# why does “square one” not take an article?

Consider the next idiom:

Go back to square one

For me, as a non-native speaker, putting `the` in front of `square one` sounds equally good as not putting it at all. But, when I speak with native speakers, for them saying `the` before `square one` sounds as a broken English.

On the other hand, if I take an another example:

There are a few problems. The first one is ...

My question is, what is the difference? Why in the case of idiom `the` should not be said, but in the second case it has to be said?

As a place name, 'square one' would not take an article.

Go back to square one.

I'm on square one of my journey.

However,

Go back to the square one.

...is perfectly fine depending on the context and inflection. By emphasizing 'square', you are saying go the square version of some thing, as opposed to the round one.

Your finger is on the round button, go back to the square one.

The image this idiom evokes is a board game with a sequence of 'squares' which players traverse. In the context of a sequence or ordered list we ordinarily refer to individual numbered items by Item + Number, with no article, because it is a unique identifier—in effect, a "name":

We will deal with this in more detail in Section 3.4.
Illustration 17 shows the so-called 'Chandos Portrait'.
Now look at Line 13 and track across to Column C—you'll see that the value has changed.
You have been bitten by an angry wombat and must return to base. Go back to Square One.

In the case of the first [problem] is you are not dealing with an ordered list but a random one: this is the problem you have elected to take up first.

• I imagine a game of "hop-scotch", where if I fail to make the correct jumps, I have to start over (at "square one"). – Jasper Dec 12 '14 at 0:18

If there is only one square, it is quite natural to say "the square". If there are a number of ordered squares, it is quite natural to say "square one", "square two", "square three" and so on. It would also be natural to say "the first square", "the second square", "the third square", and so forth.

The ordinal numbers (first, second, third) are ordinary adjectives. They don't count as determiners. When the series of squares is definite, "the first square" makes sense. When the series of squares is indefinite, "a first square" makes sense.

The cardinal numbers (one, two, three) behave a bit differently.
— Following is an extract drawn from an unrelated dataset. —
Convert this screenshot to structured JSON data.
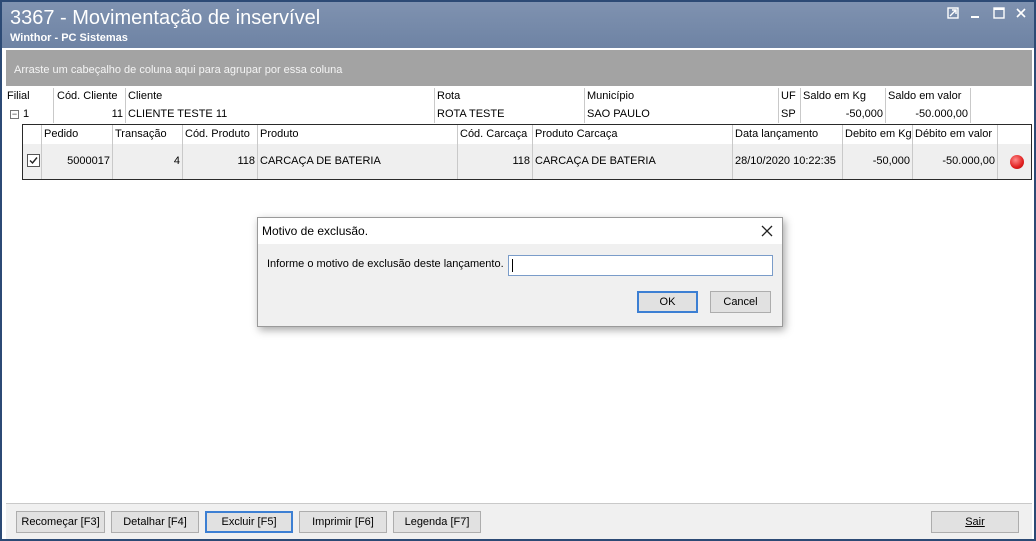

When they appear after a singular noun that they modify, they do count as determiners. This usage only makes sense when the series is definite. Phrases like "square one", "chapter one" or "job one" don't need the definite article. The trailing number is definite enough.

Cardinal numbers can also appear as weak determiners before a noun. In this case (and with a single obvious exception) they modify plural nouns: "one square", "two squares", "three squares", etc. I call these determiners weak because they don't prevent the use of the definite article. "The one square" can still sound natural. "A one square", however, sounds completely wrong.

The structure of "the first one" is much like the structure of "the first square". Here, the "one" is a pronoun modified by the adjective "first". The series continues "the second one", "the third one" and so on.

The same structure exists when "square" is an adjective. In that case, "the square one", "the round one", "the thin one", "the tall one" and the like all sound perfectly natural. Those are simply ordinary adjectives modifying an ordinary pronoun.

In the phrase "square one", the "one" is a modifier, specifically a determiner. That's the same role that the definite or indefinite article can fill, so no article is required. In the phrase "the square one", "one" is a pronoun. "Square" is a modifier but it's not a determiner. The determiner role is filled by the definite article.

None of this has anything to do with the fact that "square one" is an idiom for "the beginning", or that it is almost always paired with the word "back".